I once worked as a midwife at a large academic medical center. There were private obstetricians, maternal fetal medicine doctors, a gaggle of residents, physician assistants, medical students and midwives sharing a massive labor and delivery unit. We rounded and signed out incessantly each day (there were a lot of people to communicate with), and each week we attended grand rounds, tracing rounds and journal club, all to ensure that every aspect of our care was in keeping with the latest medical evidence.
We worshipped the evidence. From the evidence, our managers made protocols for every scenario. I never read the protocols, but it wasn’t necessary. I was acculturated to the rules at every signout when I’d be asked my plan, and the correct answer was always eventually, “If she hasn’t changed in two hours, start Pitocin.” It seemed that if we followed the protocols, we could manage our risk into tidy little percentage points. When bad things happened, we suspected the practitioners, ourselves included, of infidelity to our holy texts. Every patient, every labor and every shoulder dystocia, hemorrhage and case of chorioamnionitis supported our belief system. The evidence reported reality and our reality reflected the evidence.
A few years later, my husband got a job elsewhere and I left that medical center. I joined another midwifery practice at a small rural hospital. We had home call, so I attended births alone in an eerily quiet unit, while my backup OBs, the OR crew, nurse anesthetists and pediatricians slept at home in their beds.
Of course, then all sorts of strange things started to happen.
All of the high level medical evidence is flawed because it only reflects what happens at institutions that are big enough to do research. I’d like to call this institutional bias or academic bias, but those titles are both taken by other concepts. For lack of a better term, let’s call it research hospital bias.
I attended 28 births before anyone needed a c-section. Women gave birth after six hours of natural pushing and they didn’t have horrible shoulder dystocias.
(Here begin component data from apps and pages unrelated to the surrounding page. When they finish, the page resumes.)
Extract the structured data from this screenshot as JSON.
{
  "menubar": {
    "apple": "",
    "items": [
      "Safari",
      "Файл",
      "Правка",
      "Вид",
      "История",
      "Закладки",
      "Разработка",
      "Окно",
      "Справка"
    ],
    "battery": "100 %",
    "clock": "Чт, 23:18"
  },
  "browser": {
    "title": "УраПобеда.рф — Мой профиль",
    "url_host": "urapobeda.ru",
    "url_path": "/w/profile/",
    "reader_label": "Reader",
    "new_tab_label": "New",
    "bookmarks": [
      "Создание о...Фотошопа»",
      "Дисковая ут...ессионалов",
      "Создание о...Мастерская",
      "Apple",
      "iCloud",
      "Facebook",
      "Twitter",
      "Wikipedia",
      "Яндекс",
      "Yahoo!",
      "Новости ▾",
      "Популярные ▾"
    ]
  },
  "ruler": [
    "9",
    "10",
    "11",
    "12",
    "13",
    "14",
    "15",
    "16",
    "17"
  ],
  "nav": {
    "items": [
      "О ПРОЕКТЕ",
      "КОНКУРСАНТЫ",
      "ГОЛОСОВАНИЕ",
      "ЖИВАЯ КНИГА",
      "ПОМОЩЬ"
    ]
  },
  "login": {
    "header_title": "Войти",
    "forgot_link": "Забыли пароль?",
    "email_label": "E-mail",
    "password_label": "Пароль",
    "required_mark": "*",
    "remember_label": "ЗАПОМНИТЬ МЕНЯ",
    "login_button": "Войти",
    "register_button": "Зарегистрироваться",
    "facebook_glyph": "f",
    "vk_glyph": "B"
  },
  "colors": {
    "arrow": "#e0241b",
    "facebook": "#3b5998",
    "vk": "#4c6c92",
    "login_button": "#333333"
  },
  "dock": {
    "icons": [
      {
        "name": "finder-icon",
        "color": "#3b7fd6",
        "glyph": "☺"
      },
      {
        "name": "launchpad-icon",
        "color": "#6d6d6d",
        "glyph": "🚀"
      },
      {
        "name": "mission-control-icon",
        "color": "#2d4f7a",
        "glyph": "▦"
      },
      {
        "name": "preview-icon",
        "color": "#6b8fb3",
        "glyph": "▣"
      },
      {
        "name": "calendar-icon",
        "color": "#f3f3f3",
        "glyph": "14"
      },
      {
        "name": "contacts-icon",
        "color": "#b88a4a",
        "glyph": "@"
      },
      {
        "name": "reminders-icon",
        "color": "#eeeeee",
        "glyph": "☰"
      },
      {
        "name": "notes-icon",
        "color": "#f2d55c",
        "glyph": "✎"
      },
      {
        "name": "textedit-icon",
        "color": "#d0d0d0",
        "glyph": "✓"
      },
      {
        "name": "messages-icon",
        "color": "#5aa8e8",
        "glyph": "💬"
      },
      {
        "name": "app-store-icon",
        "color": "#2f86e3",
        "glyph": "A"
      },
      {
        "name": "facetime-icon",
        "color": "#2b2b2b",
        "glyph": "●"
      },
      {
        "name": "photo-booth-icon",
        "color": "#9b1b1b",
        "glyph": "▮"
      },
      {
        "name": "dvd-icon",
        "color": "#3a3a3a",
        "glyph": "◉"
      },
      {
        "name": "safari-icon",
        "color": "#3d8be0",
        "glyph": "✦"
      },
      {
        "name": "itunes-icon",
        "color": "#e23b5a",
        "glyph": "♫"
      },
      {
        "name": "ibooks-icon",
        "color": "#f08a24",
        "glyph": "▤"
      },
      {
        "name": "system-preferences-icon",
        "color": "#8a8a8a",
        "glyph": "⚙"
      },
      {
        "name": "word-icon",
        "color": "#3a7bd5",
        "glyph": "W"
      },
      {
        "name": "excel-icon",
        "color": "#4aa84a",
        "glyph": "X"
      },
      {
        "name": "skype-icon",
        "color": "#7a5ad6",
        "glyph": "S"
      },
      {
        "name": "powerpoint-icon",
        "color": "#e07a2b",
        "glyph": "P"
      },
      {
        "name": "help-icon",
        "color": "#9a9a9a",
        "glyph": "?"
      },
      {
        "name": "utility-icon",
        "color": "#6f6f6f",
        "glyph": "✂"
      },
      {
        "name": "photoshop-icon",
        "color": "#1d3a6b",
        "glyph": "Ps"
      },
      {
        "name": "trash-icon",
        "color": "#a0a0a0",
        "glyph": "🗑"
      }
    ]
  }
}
The great majority had compound presentations that I’d never seen before. They would have been whisked to the operating room after three hours at my old hospital. A primip arrived with the breech on the perineum and I delivered her 7 lb 7 oz baby as easily as any vertex baby, without needing so much as a stitch. Women went into labor after 6, 10, 24 and 48 hours after breaking their waters without needing any Pitocin or getting infected.
I’m sure the zealots at my prior institution would attribute the discrepancy in the outcomes to different populations. It’s true that aside from pervasive poverty in both places, the demographics are completely different. But in my new hospital, I have a much wider scope and I care for women with diabetes and those who are morbidly obese; these kinds of moms used to “risk out” of my previous midwifery care. Some of the variation is just plain numbers. In the city hospital, hundreds of patients passed through our doors and our collective consciousness, and in my rural hospital, it could take months to see the same number of cases. Still, I think something bigger is at play.
My small hospital has no institutional review board, no faculty investigators and no ambitions other than to provide excellent care to the people of the community. It would take years to get a sample size large enough to show statistical significance of anything. Everything we do is different and none of it can be captured by the literature. All of the high level medical evidence is flawed because it only reflects what happens at institutions that are big enough to do research. I’d like to call this institutional bias or academic bias, but those titles are both taken by other concepts. For lack of a better term, let’s call it research hospital bias.
Research hospitals cannot quantify the number of prenatal visits with the same provider it takes to know a woman’s face well enough to be able to detect when they look “off.” They can’t capture the influence of small-town life, of whether or not it matters if you bump into a noncompliant patient in the grocery store and get her back in for NSTs. Researchers will never know what happens when there is only one primip in early labor and there are two nurses and one midwife to help her, who are by her side every second to soothe her every fear. It cannot measure what it means when we ease her into the tub and she relaxes and opens from two centimeters to ten in three hours.
There are places that can systematically review, double-blind, randomize and control. There are other places where the nurse who spent her entire shift rubbing a woman’s back was also there when that woman was born; this same nurse is the source of such unimaginable comfort and so we all understand when the new mother sighs, “I never could have done it without you.”
The body of evidence supporting midwifery care is growing all of the time. Still, medical evidence is not the holy grail I once thought it was. While modern midwifery practice incorporates evidence, it still respects the ancient knowledge of birth. Historically, this knowledge has been the target of skepticism and derision from the medical establishment, which was convinced that their forceps, Friedman curves, episiotomies and cord clamping were the best innovations science had to offer. Even as the medical evidence catches up with what midwifery knowledge has always known, it will never be complete. The elements that make research feasible—namely large patient volume and institutional structures, boards and salaries that support research—are only available in a subset of places where births happen. The phenomena that occur at dawn, in dark, sweaty, grunting intimacy, will never find their way to journal pages. These things will remain the domain of birth story secrets, passed woman to woman and midwife to midwife.